*TASK:*
Please tally every line in the listing below where the word "http" appears, then give the number and nothing more.

*RECORDS PROVIDED:*
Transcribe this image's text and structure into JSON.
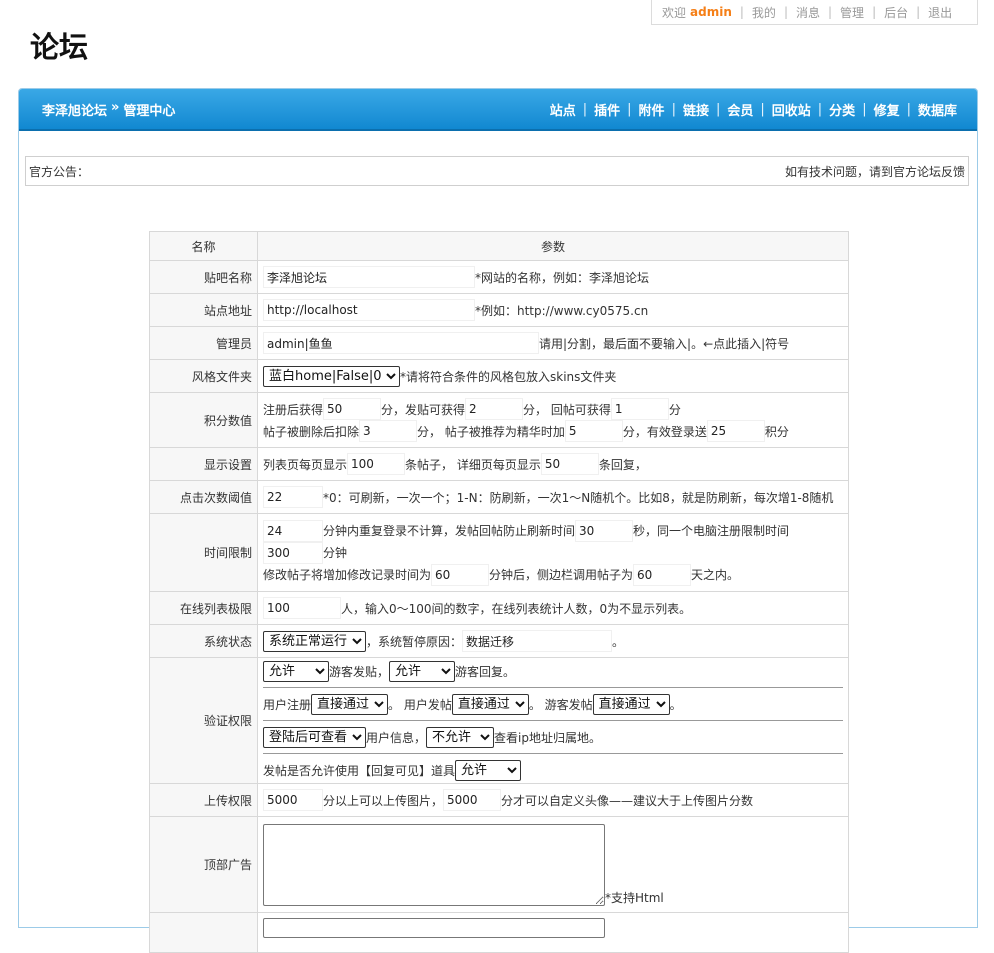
{
  "userbar": {
    "welcome": "欢迎",
    "username": "admin",
    "links": [
      "我的",
      "消息",
      "管理",
      "后台",
      "退出"
    ]
  },
  "logo": "论坛",
  "nav": {
    "crumb_site": "李泽旭论坛",
    "crumb_sep": "»",
    "crumb_page": "管理中心",
    "menu": [
      "站点",
      "插件",
      "附件",
      "链接",
      "会员",
      "回收站",
      "分类",
      "修复",
      "数据库"
    ]
  },
  "notice": {
    "left": "官方公告：",
    "right": "如有技术问题，请到官方论坛反馈"
  },
  "table": {
    "header_name": "名称",
    "header_param": "参数",
    "site_name": {
      "label": "贴吧名称",
      "value": "李泽旭论坛",
      "hint": "*网站的名称，例如：李泽旭论坛"
    },
    "site_url": {
      "label": "站点地址",
      "value": "http://localhost",
      "hint": "*例如：http://www.cy0575.cn"
    },
    "admins": {
      "label": "管理员",
      "value": "admin|鱼鱼",
      "hint": "请用|分割，最后面不要输入|。←点此插入|符号"
    },
    "skin": {
      "label": "风格文件夹",
      "selected": "蓝白home|False|0",
      "hint": "*请将符合条件的风格包放入skins文件夹"
    },
    "points": {
      "label": "积分数值",
      "t1": "注册后获得",
      "v1": "50",
      "t2": "分，发贴可获得",
      "v2": "2",
      "t3": "分， 回帖可获得",
      "v3": "1",
      "t4": "分",
      "t5": "帖子被删除后扣除",
      "v4": "3",
      "t6": "分， 帖子被推荐为精华时加",
      "v5": "5",
      "t7": "分，有效登录送",
      "v6": "25",
      "t8": "积分"
    },
    "display": {
      "label": "显示设置",
      "t1": "列表页每页显示",
      "v1": "100",
      "t2": "条帖子， 详细页每页显示",
      "v2": "50",
      "t3": "条回复，"
    },
    "clicks": {
      "label": "点击次数阈值",
      "value": "22",
      "hint": "*0：可刷新，一次一个；1-N：防刷新，一次1～N随机个。比如8，就是防刷新，每次增1-8随机"
    },
    "time": {
      "label": "时间限制",
      "v1": "24",
      "t1": "分钟内重复登录不计算，发帖回帖防止刷新时间",
      "v2": "30",
      "t2": "秒，同一个电脑注册限制时间",
      "v3": "300",
      "t3": "分钟",
      "t4": "修改帖子将增加修改记录时间为",
      "v4": "60",
      "t5": "分钟后，侧边栏调用帖子为",
      "v5": "60",
      "t6": "天之内。"
    },
    "online": {
      "label": "在线列表极限",
      "value": "100",
      "hint": "人，输入0～100间的数字，在线列表统计人数，0为不显示列表。"
    },
    "status": {
      "label": "系统状态",
      "selected": "系统正常运行",
      "t1": "，系统暂停原因：",
      "reason": "数据迁移",
      "t2": "。"
    },
    "verify": {
      "label": "验证权限",
      "guest_post": "允许",
      "t1": "游客发贴，",
      "guest_reply": "允许",
      "t2": "游客回复。",
      "t3": "用户注册",
      "user_reg": "直接通过",
      "t4": "。 用户发帖",
      "user_post": "直接通过",
      "t5": "。 游客发帖",
      "guest_post2": "直接通过",
      "t6": "。",
      "user_info": "登陆后可查看",
      "t7": "用户信息，",
      "ip_view": "不允许",
      "t8": "查看ip地址归属地。",
      "t9": "发帖是否允许使用【回复可见】道具",
      "reply_visible": "允许"
    },
    "upload": {
      "label": "上传权限",
      "v1": "5000",
      "t1": "分以上可以上传图片，",
      "v2": "5000",
      "t2": "分才可以自定义头像——建议大于上传图片分数"
    },
    "ad": {
      "label": "顶部广告",
      "hint": "*支持Html"
    }
  }
}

*WRITTEN ANSWER:*
2